- Also, consider language use. I’m a gentle soul and don’t swear in my day to day life, so I don’t swear or use harsh language in my blog posts, either. It’s not who I am, and despite the big trend of swearing to seem relatable I simply wouldn’t be staying true to myself. Because my websites are an extension of my personal brand, I wouldn’t want guest posters to use excessive swearing, either.
- Final thing to think about – how big of a stylist stickler are you? For instance, I sometimes stumble upon blogs that write like they’re meant to please the blogger’s high school English teacher and I can’t get behind that style. I want posts on my site to sound like a friendly conversation, not a research paper.
- You may have noticed that I make a few of my own rules that will make all of you English majors cringe. Sorry! (I still love you.)
- The purpose. This is where a lot of would-be guest posters fall short. You should share what your site’s purpose is. Do you want to teach? To inspire? Or maybe you’re there to entertain. The way posts are written and formatted will likely be very different depending on your purpose. Mostly Morgan falls somewhere between teaching and inspiring, so I wouldn’t much benefit from a guest post with an anecdotal story and pretty pictures. On the other hand, some of my favorite blogs consist entirely of short stories and photography.

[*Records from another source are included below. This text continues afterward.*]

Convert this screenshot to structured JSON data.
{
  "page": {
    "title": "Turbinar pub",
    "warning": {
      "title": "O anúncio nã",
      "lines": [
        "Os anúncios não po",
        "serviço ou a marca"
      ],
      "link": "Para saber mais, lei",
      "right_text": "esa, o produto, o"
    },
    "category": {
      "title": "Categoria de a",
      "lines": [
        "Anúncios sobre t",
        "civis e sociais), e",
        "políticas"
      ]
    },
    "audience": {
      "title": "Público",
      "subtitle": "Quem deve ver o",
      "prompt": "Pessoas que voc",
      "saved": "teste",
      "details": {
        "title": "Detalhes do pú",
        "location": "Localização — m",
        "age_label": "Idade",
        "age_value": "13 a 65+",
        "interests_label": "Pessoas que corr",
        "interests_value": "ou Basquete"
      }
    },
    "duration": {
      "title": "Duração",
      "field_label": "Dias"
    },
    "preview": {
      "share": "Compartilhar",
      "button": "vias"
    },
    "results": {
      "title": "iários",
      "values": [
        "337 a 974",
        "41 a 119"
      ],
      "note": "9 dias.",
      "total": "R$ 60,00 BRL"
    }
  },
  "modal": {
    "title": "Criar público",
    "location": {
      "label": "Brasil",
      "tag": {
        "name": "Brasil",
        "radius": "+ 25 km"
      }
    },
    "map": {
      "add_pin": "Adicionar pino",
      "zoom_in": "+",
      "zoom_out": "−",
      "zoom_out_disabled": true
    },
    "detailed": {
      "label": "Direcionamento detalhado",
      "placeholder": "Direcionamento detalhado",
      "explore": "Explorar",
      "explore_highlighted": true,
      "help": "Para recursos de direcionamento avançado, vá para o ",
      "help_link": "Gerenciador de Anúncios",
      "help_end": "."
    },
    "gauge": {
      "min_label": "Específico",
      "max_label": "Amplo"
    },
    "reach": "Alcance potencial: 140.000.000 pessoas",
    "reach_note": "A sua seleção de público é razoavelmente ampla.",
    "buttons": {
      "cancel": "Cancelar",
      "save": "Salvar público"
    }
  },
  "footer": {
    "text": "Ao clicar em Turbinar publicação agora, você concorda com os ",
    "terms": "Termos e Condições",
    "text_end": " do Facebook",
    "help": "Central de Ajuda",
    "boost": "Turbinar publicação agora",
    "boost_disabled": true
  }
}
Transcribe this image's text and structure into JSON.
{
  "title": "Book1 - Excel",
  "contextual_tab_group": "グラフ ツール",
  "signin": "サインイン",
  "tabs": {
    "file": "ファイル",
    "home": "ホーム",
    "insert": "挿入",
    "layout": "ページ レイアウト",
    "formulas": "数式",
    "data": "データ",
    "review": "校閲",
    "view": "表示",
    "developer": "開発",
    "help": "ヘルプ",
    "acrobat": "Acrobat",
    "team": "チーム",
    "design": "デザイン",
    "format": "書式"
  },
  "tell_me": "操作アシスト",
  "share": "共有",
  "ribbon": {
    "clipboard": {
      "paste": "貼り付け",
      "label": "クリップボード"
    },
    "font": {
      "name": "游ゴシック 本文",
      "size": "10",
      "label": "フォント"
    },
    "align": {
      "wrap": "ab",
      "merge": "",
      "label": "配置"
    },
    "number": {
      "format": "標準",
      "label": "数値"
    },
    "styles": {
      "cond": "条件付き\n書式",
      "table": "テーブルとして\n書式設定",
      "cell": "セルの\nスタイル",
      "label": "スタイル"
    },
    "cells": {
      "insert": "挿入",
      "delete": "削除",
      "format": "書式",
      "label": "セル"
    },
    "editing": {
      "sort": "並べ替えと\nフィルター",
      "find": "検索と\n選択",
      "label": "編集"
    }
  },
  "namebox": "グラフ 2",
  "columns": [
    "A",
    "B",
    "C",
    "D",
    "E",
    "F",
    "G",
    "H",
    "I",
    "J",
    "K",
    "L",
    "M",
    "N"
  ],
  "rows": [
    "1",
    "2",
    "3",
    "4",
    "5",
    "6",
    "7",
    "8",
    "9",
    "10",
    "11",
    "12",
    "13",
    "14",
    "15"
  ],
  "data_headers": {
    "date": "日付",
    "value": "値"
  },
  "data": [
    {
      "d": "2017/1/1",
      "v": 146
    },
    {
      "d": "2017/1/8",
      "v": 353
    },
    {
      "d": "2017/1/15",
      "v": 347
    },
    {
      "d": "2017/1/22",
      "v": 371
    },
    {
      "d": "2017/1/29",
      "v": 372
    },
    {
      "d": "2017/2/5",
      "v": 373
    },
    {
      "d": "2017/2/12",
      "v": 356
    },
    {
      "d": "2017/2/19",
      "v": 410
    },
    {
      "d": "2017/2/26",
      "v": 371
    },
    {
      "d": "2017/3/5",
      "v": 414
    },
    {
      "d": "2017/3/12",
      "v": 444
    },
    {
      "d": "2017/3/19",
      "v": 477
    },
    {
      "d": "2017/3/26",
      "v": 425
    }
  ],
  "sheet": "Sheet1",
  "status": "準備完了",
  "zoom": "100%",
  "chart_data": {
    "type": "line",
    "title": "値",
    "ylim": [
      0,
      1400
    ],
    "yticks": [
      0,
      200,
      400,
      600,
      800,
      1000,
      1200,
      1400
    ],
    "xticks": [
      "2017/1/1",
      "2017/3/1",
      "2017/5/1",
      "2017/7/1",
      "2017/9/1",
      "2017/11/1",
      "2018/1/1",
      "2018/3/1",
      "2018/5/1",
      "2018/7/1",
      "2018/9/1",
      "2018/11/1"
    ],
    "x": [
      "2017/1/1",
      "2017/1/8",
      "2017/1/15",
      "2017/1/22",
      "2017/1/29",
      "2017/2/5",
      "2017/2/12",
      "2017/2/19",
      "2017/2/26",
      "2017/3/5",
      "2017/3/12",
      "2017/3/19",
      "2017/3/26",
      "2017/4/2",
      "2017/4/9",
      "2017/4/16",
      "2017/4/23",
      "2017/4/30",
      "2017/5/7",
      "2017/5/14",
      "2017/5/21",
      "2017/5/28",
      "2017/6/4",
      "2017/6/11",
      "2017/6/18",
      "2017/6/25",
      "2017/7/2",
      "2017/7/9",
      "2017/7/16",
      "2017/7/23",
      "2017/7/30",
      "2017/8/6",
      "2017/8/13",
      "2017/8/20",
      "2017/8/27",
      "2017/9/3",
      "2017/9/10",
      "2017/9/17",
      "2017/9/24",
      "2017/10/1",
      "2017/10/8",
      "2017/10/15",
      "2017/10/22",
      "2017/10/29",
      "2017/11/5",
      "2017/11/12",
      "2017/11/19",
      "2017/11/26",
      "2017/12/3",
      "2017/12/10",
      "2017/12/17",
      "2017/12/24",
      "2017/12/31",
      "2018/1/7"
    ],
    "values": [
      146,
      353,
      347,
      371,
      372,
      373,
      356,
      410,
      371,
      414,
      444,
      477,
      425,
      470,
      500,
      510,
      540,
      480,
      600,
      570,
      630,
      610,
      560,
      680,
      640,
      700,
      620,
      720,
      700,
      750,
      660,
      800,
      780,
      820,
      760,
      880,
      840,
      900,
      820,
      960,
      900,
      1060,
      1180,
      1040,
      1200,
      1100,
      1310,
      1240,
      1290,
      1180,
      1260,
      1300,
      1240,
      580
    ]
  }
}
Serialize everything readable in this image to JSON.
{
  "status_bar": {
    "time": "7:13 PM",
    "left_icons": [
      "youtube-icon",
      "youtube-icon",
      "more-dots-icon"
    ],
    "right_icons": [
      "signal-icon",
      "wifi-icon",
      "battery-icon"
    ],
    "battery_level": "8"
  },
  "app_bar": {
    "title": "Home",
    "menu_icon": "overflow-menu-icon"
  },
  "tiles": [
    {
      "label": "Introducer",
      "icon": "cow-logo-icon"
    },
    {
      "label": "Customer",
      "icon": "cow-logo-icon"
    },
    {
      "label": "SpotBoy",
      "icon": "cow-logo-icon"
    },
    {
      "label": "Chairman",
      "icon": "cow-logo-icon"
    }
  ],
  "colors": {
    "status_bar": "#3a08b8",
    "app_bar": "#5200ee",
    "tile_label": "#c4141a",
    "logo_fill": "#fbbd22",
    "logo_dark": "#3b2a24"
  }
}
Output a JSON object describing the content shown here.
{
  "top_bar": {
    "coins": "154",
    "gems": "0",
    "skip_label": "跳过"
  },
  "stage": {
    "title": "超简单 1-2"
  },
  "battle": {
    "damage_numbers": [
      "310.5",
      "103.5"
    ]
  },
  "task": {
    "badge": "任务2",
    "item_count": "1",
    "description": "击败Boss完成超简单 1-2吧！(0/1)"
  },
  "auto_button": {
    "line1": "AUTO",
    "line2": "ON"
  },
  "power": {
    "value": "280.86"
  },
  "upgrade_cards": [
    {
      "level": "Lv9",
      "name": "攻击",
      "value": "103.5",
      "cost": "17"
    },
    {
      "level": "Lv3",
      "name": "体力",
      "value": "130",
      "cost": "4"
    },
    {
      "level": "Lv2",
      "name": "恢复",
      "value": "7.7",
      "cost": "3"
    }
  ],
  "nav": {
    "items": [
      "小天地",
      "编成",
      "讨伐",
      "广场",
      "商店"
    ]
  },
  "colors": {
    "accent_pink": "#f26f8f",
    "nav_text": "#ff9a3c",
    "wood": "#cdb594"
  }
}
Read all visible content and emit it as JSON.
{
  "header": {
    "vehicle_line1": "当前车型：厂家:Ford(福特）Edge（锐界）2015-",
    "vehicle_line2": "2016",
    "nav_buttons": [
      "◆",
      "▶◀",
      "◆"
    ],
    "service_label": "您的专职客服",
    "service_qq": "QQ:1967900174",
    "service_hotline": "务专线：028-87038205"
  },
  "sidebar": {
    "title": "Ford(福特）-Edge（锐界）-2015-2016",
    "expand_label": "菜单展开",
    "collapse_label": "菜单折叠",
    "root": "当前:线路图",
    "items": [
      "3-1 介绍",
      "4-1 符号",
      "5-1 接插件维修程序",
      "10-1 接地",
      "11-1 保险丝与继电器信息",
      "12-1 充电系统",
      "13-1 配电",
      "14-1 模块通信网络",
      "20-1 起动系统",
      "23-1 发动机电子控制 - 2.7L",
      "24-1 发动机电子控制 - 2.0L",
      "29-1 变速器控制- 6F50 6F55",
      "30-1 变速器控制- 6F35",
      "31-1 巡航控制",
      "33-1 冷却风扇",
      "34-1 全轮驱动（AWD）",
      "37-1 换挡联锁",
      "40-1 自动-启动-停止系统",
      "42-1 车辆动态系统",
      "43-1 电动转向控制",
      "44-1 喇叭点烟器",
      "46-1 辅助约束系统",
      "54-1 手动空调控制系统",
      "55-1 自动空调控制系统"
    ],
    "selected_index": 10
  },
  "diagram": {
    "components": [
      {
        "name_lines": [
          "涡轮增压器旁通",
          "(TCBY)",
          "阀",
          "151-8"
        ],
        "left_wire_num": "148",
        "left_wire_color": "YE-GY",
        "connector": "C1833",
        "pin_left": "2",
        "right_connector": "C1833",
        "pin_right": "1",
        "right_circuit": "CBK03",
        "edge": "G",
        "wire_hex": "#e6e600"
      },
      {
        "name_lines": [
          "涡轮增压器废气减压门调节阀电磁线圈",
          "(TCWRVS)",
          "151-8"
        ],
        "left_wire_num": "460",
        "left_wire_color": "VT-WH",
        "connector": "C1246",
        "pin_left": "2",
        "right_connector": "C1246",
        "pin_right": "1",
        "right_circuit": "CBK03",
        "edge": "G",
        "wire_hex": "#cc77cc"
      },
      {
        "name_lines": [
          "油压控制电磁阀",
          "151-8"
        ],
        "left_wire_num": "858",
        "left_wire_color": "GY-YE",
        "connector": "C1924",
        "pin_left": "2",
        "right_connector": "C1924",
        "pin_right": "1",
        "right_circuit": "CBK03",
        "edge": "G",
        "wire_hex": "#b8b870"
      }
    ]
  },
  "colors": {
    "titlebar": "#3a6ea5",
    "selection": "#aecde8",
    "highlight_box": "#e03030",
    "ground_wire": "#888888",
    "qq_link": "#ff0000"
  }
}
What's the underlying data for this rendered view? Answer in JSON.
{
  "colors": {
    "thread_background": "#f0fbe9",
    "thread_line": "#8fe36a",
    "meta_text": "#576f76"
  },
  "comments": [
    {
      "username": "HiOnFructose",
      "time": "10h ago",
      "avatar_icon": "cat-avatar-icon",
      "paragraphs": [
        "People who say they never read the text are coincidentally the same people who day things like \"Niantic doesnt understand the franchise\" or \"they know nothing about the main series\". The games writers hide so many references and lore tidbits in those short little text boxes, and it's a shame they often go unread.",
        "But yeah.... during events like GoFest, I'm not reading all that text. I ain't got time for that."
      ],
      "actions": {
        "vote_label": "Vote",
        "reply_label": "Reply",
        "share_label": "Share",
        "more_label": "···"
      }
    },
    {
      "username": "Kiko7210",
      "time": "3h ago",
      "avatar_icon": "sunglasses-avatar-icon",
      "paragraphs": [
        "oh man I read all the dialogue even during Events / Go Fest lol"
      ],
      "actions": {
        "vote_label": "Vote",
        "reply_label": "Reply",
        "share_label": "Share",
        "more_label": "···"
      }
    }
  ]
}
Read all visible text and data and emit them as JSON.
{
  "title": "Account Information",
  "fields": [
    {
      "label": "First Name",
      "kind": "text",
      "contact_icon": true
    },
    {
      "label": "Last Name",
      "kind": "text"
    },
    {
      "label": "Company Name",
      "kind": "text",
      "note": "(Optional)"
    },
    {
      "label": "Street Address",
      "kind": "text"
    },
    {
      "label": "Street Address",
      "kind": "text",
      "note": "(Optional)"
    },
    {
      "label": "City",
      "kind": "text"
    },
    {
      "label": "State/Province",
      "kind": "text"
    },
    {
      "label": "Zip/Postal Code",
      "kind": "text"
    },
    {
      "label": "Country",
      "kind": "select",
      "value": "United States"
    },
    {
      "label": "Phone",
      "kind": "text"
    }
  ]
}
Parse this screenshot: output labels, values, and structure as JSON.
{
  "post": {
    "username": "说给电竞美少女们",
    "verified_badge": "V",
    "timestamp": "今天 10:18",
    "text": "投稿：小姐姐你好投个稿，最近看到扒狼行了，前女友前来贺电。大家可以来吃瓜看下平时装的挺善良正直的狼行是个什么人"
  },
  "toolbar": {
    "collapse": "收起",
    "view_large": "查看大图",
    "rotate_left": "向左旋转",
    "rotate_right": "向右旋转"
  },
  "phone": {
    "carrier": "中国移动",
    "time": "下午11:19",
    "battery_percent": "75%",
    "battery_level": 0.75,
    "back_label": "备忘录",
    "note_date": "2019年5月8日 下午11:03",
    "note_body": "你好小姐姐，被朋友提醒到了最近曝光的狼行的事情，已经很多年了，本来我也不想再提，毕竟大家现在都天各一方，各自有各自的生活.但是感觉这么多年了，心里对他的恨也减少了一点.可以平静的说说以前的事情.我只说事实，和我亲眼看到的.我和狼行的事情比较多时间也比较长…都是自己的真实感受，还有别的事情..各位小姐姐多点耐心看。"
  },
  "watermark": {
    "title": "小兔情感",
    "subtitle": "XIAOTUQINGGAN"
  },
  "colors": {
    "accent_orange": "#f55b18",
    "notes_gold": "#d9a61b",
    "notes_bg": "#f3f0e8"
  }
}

- Another way to phrase this is asking your potential guest posters to include the takeaway in their pitch. In other words, what will your audience gain from reading that guest post? Making people think about this before they pitch you should result in higher quality ideas.
- Photography. Personally, I prefer to have my guest posters provide photography along with their posts if they are able because I really like for them to have complete control of their vision. I ask for one vertical image, the rest horizontal. If they aren’t a photography wiz (and I don’t expect them to be!) I link them to my favorite free use stock photo site.
What if their post doesn’t meet the guidelines?
My editorial guidelines are brand new. Before I was just sending a few expectations via email and hoping that everything would be fine. Because they are new I haven’t had anyone submit according to them, but I have come up with a little template that y’all can use for inspiration:
Thank you so much for submitting your post! I really appreciate it being on time – you are a rock star! I love the section where you _____________________, I had never thought of that!
One thing I’d love to tweak a bit, though, is the tone. You obviously know a lot about _______ and do an amazing job explaining the ins and outs. My audience tends to respond more favorably to a more casual tone, though, as mentioned in my editorial guidelines.
Would you be opposed to playing around with your tone? I can help if you have any questions!”
Do you let guest posters on your site? Have you had any ‘horror stories?’